Cleave Poetics 15-19

Four Quatorzain cleaves

“I prefer poems in anthologies
to poems in individual books.
A poem in an anthology has
forgotten its author.”
—Tan Lin, “ambient stylistics,”
Telling It Slant


Brute design—beltway bozos
dEmocracy—lewd propositions
guRly boyz—knowing the truth
thiNk about—halliburton haves and those
scabS of the—ratty mourning have-nots
gangsTer lobbyists—hoodlum politicians
silhouEtting—formaldehyde artifices
uncertaInties—nightly snarky fox-tv
discrepaNcies—elephantine lies

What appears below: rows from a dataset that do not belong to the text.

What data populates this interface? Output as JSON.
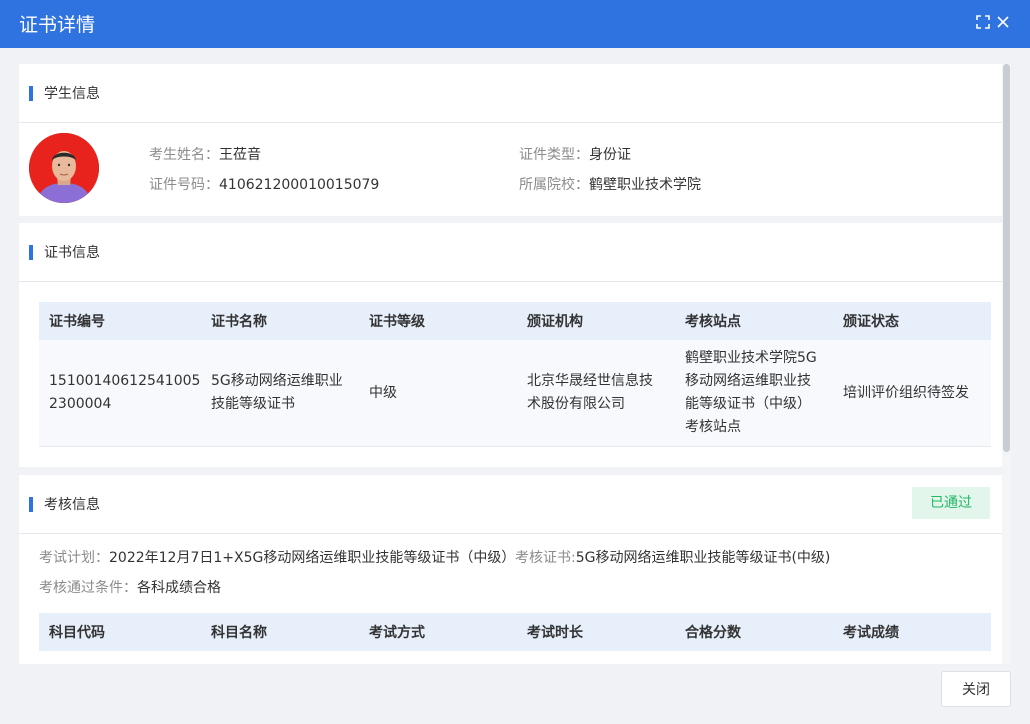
{
  "dialog": {
    "title": "证书详情",
    "close_button": "关闭"
  },
  "icons": {
    "maximize": "maximize-icon",
    "close": "close-icon"
  },
  "colors": {
    "primary": "#2f73e0",
    "success_text": "#22b866",
    "success_bg": "#e3f6ec",
    "table_header_bg": "#e6effa"
  },
  "student": {
    "section_title": "学生信息",
    "name_label": "考生姓名：",
    "name": "王莅音",
    "id_type_label": "证件类型：",
    "id_type": "身份证",
    "id_no_label": "证件号码：",
    "id_no": "410621200010015079",
    "school_label": "所属院校：",
    "school": "鹤壁职业技术学院"
  },
  "certificate": {
    "section_title": "证书信息",
    "columns": [
      "证书编号",
      "证书名称",
      "证书等级",
      "颁证机构",
      "考核站点",
      "颁证状态"
    ],
    "rows": [
      {
        "number": [
          "15100140612541005",
          "2300004"
        ],
        "name": [
          "5G移动网络运维职业",
          "技能等级证书"
        ],
        "level": "中级",
        "issuer": [
          "北京华晟经世信息技",
          "术股份有限公司"
        ],
        "site": [
          "鹤壁职业技术学院5G",
          "移动网络运维职业技",
          "能等级证书（中级）",
          "考核站点"
        ],
        "status": "培训评价组织待签发"
      }
    ]
  },
  "exam": {
    "section_title": "考核信息",
    "status_badge": "已通过",
    "plan_label": "考试计划：",
    "plan": "2022年12月7日1+X5G移动网络运维职业技能等级证书（中级）",
    "cert_label": "考核证书:",
    "cert": "5G移动网络运维职业技能等级证书(中级)",
    "pass_condition_label": "考核通过条件：",
    "pass_condition": "各科成绩合格",
    "columns": [
      "科目代码",
      "科目名称",
      "考试方式",
      "考试时长",
      "合格分数",
      "考试成绩"
    ]
  }
}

Seed text = BERNSTEIN
Source text = Charles Bernstein’s
“Ballad of the Girly Man,” Girly Man (2000)

(Using the diastic method, the writer reads through the source text and successively finds words or other linguistic units that have the letters of the seed text in positions that correspond to those they occupy in the seed text.)

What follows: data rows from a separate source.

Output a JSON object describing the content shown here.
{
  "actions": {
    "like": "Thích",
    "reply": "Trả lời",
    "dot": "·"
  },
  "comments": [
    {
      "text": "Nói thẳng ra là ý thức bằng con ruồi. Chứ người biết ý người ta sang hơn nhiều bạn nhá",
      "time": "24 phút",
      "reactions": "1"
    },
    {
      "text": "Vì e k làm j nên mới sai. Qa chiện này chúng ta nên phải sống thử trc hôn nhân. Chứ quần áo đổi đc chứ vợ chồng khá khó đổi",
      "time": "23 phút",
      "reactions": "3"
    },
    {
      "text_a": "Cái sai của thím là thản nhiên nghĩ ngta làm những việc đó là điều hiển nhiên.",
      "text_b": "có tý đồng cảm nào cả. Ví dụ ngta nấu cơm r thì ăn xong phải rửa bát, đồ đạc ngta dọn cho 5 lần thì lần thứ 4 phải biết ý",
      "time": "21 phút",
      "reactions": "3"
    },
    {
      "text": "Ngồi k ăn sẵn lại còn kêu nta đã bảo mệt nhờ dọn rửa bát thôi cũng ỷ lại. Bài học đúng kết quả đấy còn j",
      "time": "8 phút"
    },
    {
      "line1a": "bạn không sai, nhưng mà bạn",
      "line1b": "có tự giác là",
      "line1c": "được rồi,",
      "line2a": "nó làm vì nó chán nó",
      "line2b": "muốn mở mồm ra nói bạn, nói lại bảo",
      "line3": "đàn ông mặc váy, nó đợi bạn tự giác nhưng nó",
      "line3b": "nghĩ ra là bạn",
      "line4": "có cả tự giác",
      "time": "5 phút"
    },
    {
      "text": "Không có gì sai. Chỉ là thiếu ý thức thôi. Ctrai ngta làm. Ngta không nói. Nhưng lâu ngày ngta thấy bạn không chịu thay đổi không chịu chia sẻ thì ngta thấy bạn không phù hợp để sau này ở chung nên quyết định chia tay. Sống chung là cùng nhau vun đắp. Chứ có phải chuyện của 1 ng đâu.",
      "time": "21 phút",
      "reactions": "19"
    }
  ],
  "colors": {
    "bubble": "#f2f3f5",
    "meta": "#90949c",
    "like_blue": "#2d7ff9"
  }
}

(Using the cleave method, the writer reads through the diastic text—hyphenating the horizontal text into2 vertical texts. The resulting text is a diastic / cleave intertext—with 3 poems in positions that correspond to each in a unique polymorphosely vocal / textual way.


Gravedigger—slowly finishing up
GReene saying—“One never knows,
WhEn the blow—may fall”
DetEctive—sesame phrase:
“FrieNd—of Harry Lime”—
WinklEr—the Viennese Jansenist

Seed text = GREENE
Source text =The Third Man (1950)

“Jansenist,” Dr. Winkler commented and closed his mouth sharply as though he had been guilty of giving away too much information. “Never heard the word. Why are the arms above the head?” Dr. Winkler said reluctantly, “Because He died, in their view, only for the elect.”
—Graham Greene, The Third Man


Balking at sleep—i was a well
pAscal had his abysses—i was a mine
haUnted by vertigo—nightmares
hanDs reaching down into—darknesss
pacEs full of—languorous indifferences
disobLiging work—being a lyric poet in hell
consolAtions being few—in between while
contritIions ending up—lame and clandestine
surrendeRing sullen—boredom
silhouettEs—baudelaire on the wall…

Seed text = BAUDELAIRE
Source text = Les Fleurs de malNotes:

“Les Fleurs de mal was the last lyric work that had a broad European reception; no other writings penetrated beyond a more or less linguistic area. Added to this is the fact that Baudelaire expended his productive capacity almost entirely on this one volume.” —Walter Benjamin, The Writer of Modern Life: Essays on Charles Baudelaire (2006)


Ganymede—prince, my future king
pAge, sovereign's son—fairest lover boy
joVe’s cutest chicken—lascivious commaund
sweEt beauty's rarest purple—flower in bloom
wordS can’t describe how wanton—the ivy-twisting
idolaTrous my love-sick lips—kissing qualm
gavestOn your servant—ogling eyes astonished
ascendaNt—by rare phoenix youth…

Seed text = Gaveston
Source text ="Piers Gaveston,"
Michael Drayton (1593)

“This Edward in the April of his age,
Whil'st yet the Crown sat on his father's head
My Jove with me, his Ganymede, his page,
Frolic as May, a lusty life we led.....
He might commaund, he was my
Sovereign's son,
And what I said, by him was ever done.
My words as laws authentic he allowed,
Mine yea, by him was never crossed with no,
All my conceit as current he avowed,
And as my shadow still he served so”

No comments: